### WORK TASK:
Your task is to filter the entries and copy every line containing the string "mệnh".

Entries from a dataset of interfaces
--------------------------------

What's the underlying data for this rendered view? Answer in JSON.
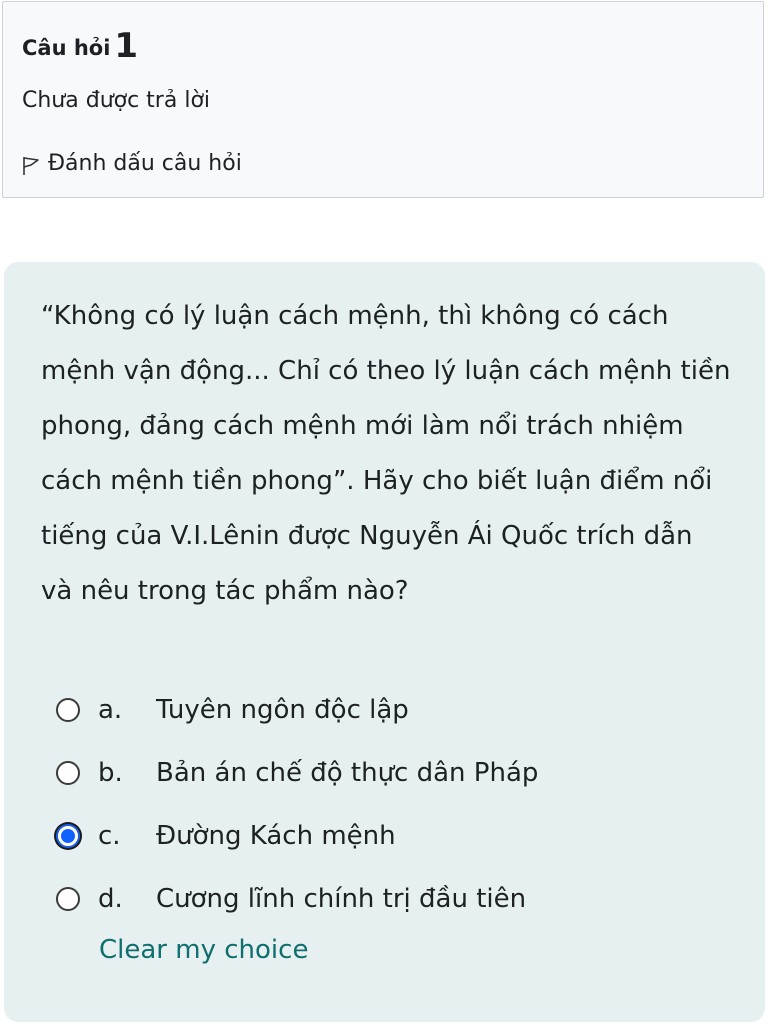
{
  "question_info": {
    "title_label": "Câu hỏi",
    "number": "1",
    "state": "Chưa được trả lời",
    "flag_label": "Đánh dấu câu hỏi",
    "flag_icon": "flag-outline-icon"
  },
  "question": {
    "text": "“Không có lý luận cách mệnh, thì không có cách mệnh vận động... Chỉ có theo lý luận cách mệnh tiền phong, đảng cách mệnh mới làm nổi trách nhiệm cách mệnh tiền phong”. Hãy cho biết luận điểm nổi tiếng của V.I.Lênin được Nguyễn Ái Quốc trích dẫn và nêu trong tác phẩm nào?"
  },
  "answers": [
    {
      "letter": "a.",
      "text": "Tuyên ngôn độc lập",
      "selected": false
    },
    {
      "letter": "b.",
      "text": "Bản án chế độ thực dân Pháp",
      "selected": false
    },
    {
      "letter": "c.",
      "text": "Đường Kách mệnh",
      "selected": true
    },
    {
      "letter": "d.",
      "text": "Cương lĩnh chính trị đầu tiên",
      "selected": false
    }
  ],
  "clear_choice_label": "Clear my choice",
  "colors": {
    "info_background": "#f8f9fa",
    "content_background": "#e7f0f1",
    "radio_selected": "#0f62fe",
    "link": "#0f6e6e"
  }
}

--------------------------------

### SOLVED EXERCISE:
    "text": "“Không có lý luận cách mệnh, thì không có cách mệnh vận động... Chỉ có theo lý luận cách mệnh tiền phong, đảng cách mệnh mới làm nổi trách nhiệm cách mệnh tiền phong”. Hãy cho biết luận điểm nổi tiếng của V.I.Lênin được Nguyễn Ái Quốc trích dẫn và nêu trong tác phẩm nào?"
      "text": "Đường Kách mệnh",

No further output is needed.